+++ TASK INPUT
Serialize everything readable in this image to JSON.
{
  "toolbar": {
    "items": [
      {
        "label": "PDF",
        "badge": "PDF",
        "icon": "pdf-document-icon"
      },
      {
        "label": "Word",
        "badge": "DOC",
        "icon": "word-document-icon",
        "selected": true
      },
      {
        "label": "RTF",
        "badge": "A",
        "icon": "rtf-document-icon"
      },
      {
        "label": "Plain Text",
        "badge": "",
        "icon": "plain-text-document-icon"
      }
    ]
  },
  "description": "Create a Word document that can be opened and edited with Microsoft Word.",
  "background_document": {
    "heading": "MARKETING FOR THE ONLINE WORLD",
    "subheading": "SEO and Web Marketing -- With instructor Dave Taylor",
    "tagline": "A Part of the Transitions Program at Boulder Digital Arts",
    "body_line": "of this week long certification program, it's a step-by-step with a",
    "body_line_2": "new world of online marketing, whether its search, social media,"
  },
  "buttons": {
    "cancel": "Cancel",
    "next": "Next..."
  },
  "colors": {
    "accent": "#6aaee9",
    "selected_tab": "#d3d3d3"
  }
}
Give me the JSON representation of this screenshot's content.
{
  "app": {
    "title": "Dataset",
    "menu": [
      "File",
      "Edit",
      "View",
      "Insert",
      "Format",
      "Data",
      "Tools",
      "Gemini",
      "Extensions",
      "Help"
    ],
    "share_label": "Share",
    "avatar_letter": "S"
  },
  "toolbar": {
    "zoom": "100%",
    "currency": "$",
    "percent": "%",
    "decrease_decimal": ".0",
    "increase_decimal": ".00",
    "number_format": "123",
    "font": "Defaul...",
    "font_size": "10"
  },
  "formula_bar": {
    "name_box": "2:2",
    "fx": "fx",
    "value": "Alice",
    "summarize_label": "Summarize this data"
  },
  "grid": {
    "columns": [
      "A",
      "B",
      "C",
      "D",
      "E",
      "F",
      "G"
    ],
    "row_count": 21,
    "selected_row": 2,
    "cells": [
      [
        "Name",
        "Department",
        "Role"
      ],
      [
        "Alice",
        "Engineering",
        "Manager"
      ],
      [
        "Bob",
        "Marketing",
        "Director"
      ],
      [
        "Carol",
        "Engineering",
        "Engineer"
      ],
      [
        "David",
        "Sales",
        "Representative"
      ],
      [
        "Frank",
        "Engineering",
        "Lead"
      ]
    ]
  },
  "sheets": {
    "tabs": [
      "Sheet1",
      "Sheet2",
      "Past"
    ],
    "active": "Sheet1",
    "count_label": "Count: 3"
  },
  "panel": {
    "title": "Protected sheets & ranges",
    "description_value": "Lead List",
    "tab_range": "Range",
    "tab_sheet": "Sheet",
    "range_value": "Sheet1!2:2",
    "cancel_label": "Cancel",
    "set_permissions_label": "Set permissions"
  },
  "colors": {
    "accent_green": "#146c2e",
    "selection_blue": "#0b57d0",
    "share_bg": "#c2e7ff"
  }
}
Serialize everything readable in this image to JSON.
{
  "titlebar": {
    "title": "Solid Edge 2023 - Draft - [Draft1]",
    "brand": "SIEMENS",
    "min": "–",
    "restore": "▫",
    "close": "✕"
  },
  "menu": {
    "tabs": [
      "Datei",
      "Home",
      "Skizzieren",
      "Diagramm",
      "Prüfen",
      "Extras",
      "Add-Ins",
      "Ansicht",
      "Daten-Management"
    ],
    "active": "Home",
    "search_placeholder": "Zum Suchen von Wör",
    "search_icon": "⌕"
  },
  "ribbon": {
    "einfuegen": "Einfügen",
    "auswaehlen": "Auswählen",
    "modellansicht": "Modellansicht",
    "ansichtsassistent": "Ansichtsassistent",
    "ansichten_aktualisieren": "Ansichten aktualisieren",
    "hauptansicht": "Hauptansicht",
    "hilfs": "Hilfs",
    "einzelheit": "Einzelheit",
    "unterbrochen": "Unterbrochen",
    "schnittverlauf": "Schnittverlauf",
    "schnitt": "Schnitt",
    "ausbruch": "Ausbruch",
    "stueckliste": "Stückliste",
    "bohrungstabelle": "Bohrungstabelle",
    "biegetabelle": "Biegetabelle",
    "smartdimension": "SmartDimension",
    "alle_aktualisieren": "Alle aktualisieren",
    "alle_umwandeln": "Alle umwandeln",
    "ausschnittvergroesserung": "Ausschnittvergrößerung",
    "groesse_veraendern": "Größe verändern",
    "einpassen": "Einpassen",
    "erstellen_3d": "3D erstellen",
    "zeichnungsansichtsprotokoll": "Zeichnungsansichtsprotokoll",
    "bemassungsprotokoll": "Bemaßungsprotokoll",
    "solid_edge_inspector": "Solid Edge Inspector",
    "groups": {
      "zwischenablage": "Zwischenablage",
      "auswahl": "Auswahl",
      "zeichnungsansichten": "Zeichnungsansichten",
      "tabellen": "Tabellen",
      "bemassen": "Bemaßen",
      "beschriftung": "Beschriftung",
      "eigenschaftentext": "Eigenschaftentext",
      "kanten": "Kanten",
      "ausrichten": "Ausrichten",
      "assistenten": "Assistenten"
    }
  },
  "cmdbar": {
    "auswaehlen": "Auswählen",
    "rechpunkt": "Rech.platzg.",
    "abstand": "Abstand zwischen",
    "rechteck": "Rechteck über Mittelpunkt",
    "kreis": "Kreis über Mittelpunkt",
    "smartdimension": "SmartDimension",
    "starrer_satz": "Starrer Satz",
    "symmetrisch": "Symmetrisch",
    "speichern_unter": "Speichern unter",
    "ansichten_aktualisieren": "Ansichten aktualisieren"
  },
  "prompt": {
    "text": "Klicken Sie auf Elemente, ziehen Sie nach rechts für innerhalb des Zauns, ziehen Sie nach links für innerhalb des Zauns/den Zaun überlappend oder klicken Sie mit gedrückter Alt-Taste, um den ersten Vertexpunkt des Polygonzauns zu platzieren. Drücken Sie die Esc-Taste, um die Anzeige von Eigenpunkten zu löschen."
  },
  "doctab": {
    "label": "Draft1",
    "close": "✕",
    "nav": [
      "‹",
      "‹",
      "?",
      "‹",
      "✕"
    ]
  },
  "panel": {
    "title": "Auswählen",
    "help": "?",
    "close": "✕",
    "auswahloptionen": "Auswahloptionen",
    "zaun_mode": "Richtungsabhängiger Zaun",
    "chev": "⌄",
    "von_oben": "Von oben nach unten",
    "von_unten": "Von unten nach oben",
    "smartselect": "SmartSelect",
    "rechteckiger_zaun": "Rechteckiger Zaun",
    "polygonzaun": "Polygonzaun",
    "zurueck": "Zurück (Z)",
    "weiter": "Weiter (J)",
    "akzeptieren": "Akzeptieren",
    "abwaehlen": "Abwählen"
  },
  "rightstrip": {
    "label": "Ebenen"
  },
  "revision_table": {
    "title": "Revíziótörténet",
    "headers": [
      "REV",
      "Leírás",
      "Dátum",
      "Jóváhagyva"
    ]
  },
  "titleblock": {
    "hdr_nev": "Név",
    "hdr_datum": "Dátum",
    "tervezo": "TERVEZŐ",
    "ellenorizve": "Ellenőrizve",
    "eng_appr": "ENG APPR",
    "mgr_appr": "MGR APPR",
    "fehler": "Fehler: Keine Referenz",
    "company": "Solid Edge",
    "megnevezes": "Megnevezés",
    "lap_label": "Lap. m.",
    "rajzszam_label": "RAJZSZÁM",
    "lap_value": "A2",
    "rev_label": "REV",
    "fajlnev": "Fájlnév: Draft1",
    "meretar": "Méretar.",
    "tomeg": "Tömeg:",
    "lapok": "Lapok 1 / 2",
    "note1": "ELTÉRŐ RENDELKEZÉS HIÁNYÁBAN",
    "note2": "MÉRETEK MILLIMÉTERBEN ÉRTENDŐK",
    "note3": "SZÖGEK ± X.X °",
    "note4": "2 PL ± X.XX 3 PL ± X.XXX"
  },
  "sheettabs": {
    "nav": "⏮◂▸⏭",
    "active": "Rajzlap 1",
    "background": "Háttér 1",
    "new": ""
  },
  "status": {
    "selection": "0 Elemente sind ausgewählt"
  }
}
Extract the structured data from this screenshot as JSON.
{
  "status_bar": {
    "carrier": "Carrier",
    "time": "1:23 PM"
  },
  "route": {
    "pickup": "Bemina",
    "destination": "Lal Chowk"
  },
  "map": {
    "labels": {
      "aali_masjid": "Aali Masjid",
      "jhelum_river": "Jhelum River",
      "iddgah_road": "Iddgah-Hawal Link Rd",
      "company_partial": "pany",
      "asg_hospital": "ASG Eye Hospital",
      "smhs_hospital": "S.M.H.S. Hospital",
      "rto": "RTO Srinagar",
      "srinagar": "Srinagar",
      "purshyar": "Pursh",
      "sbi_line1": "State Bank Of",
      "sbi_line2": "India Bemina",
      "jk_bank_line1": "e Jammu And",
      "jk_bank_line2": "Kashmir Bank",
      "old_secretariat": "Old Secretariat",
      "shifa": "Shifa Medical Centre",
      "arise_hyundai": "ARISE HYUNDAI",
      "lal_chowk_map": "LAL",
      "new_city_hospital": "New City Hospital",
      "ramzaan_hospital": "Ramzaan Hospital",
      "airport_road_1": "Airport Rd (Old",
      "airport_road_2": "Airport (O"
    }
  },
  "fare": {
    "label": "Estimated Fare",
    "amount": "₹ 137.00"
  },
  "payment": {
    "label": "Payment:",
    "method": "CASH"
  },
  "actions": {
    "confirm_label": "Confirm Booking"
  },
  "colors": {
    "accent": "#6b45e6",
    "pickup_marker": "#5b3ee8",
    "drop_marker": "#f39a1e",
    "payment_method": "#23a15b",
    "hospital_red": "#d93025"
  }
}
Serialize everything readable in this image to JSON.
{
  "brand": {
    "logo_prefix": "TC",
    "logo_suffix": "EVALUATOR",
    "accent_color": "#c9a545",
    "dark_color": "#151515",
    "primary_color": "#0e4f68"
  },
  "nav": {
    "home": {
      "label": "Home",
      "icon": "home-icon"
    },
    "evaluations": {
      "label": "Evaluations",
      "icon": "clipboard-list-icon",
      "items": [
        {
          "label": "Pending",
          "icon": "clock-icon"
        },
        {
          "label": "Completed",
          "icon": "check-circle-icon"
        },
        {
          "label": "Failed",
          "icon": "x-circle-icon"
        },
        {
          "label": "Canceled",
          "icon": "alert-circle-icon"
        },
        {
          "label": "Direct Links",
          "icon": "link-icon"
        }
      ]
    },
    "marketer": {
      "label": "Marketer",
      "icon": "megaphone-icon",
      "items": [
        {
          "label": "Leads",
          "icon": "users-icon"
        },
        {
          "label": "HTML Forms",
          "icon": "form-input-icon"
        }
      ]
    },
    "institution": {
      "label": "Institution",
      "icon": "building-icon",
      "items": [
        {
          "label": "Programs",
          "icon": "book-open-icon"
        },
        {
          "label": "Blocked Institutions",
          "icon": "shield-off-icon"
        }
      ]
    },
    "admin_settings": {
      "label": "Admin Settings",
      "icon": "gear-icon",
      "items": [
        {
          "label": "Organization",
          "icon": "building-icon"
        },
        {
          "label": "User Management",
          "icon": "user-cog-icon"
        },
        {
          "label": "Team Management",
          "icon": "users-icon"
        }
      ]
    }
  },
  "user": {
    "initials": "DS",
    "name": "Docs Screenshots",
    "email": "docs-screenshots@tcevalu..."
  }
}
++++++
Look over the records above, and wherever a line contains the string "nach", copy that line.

* THE COMPLETED TASK:
    "text": "Klicken Sie auf Elemente, ziehen Sie nach rechts für innerhalb des Zauns, ziehen Sie nach links für innerhalb des Zauns/den Zaun überlappend oder klicken Sie mit gedrückter Alt-Taste, um den ersten Vertexpunkt des Polygonzauns zu platzieren. Drücken Sie die Esc-Taste, um die Anzeige von Eigenpunkten zu löschen."
    "von_oben": "Von oben nach unten",
    "von_unten": "Von unten nach oben",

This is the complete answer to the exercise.